Map 1: Planning Permit Activity for Hobsons Bay (1/7/2010 – 30/7/2011)
Table 1: Change in No. of Dwellings from 2006 to 2031 by Suburbs
|Suburb||2006||2031||Change 2006 to 2031|
|Altona – Seaholme (3018)||5,384||15.5||6,466||15.2||1,082|
|Spotswood – South Kingsville||1,863||5.4||2,627||6.2||764|
|Hobsons Bay City||34,672||100||42,505||100||7,833|
Based on the 2006 population census, id.com has forecasted the number of dwellings in Hobsons Bay to increase by 7,833 by 2031. Altona Meadows will retain its top spot of hosting the most number of dwellings in Hobsons Bay. But the increase of 663 to 7976 dwellings in 2031 is modest for 3 reasons: (1) it already has high density now, (2) the land lot size is small, averaging 400 m2 and (3) the housing stock is newer relative to other more established suburbs in Hobsons Bay.
Altona North will overtake Altona as the suburb with the second most number of dwellings in Hobsons Bay, increasing by 2569 dwellings. This is because Altona North has bigger land lots than Altona, allowing even greater subdivisions. Altona-Seaholme (postcode 3018) will rank third, increasing by 1082 dwellings and making up 15.2% of the dwellings in Hobsons Bay. Together, Altona, Altona Meadows and Altona North will account for the bulk of the housing (50.5%) in Hobsons Bay by 2031.

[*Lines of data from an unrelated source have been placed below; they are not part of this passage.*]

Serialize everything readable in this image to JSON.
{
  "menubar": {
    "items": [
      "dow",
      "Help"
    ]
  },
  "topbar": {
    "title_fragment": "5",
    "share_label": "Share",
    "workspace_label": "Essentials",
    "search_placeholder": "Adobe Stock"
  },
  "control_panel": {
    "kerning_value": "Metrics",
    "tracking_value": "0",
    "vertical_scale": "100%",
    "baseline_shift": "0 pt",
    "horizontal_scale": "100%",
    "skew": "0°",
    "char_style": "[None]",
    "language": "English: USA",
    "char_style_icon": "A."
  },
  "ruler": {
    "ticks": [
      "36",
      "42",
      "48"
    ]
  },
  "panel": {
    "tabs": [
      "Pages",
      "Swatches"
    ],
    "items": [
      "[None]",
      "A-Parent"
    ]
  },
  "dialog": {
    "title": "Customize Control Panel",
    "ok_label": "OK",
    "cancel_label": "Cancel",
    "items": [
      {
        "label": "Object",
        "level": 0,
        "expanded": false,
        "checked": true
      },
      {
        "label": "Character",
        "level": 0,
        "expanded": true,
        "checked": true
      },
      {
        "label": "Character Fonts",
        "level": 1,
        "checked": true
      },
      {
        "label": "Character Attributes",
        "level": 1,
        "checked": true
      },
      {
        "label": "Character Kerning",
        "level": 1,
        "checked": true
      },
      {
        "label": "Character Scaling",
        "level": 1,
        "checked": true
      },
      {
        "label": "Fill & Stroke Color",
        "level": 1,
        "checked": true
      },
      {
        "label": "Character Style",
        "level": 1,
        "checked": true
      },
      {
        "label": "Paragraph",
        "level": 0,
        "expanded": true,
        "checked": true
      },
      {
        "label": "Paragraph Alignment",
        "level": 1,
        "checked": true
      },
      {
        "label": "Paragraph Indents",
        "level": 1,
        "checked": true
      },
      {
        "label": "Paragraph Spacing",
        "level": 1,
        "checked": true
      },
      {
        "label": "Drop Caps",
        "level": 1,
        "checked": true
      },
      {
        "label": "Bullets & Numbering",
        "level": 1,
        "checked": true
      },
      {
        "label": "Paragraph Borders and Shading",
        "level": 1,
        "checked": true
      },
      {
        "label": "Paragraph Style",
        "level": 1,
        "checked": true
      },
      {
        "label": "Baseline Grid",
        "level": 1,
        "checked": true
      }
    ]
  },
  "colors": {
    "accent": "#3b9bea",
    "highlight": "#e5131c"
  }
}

Williamstown is a gem in Hobsons Bay, prized for its rich history and an abundance of heritage-protected Victorian, Edwardian, Interwar and Postwar housing. The proposed Woollen Mills site redevelopment (if it proceeds) will represent the greatest increase in residential units in Williamstown. I do not know if this development was included at the time id.com made its forecast. Developments in other parts of Williamstown will be highly limited by the strong desire of the local community in preserving its current neighbourhood character, including the low-lying form of the architecture on the Williamstown peninsula.

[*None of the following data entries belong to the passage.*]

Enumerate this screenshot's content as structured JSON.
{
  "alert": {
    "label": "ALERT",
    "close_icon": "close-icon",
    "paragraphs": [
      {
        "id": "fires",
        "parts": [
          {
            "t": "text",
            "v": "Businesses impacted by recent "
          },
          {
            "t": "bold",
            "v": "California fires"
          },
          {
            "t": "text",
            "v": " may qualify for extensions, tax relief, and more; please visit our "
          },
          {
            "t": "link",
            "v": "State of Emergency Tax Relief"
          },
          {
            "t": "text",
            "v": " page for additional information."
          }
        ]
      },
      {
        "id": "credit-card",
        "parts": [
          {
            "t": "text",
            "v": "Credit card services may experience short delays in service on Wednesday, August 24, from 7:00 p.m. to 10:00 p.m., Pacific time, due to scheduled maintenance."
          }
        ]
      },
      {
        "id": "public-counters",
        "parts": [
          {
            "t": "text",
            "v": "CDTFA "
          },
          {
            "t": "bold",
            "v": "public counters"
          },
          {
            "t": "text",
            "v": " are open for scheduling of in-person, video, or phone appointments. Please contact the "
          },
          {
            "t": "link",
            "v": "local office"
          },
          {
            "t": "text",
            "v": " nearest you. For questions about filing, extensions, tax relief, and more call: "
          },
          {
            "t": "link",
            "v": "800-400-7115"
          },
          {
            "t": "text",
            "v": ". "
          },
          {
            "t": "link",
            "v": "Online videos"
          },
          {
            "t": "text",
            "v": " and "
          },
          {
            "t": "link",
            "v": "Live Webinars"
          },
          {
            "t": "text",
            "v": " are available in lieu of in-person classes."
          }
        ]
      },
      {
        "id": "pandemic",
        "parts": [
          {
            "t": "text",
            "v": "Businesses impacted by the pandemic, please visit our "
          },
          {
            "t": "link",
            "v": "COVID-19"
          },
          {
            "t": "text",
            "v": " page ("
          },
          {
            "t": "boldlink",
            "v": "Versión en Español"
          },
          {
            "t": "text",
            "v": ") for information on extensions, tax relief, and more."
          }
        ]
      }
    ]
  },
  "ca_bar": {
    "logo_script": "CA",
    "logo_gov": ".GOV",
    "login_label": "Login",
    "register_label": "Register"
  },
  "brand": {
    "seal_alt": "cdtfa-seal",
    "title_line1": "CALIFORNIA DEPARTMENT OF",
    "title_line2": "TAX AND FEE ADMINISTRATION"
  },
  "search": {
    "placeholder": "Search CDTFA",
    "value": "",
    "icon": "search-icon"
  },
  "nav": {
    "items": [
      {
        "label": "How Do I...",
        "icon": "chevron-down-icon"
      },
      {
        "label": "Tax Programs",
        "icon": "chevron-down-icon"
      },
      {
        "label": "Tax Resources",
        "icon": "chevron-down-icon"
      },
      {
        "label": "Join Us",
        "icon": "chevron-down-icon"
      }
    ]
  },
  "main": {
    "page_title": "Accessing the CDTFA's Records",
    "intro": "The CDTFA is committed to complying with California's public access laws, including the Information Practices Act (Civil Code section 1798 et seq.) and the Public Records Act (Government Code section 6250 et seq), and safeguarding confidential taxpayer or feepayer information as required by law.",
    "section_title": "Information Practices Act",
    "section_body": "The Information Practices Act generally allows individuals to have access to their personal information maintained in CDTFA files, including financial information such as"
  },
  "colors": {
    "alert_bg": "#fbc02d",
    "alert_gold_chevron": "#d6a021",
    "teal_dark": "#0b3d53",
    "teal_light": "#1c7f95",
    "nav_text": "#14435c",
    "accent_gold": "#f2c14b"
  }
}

Williamstown North will grow faster than Williamstown. Of great interest is the current application to rezone the brownfield sites at Precinct 13 (a large area of land bounded by the rail track to the north, Kororoit Creek Rd to the south, Maddox Rd to the west and Hygeia Ave to the east for residential developments (Ref 1). This bid faces intense objection from the Mobil Refinery on the basis that the site is within 2 km of the buffer zone.
The map below shows the distribution of the dwellings in Hobsons Bay by 2031, with darker blue areas representing more dwellings.
id.com has made some interesting predictions of the change in demographics in Hobsons Bay. There will be 3 distinct demographic areas. Williamstown, Newport and South Kingsville will see more young adults and tertiary students, which I believe will live in rented apartments for how could they afford to buy the expensive houses in that area. Altona-Seaholme and Williamstown North will attract established and mature families, due to their housing stock, amenities and attractiveness. Young couples and families will predominate in the more affordable Altona Meadows and Seabrook in the far west of the municipality.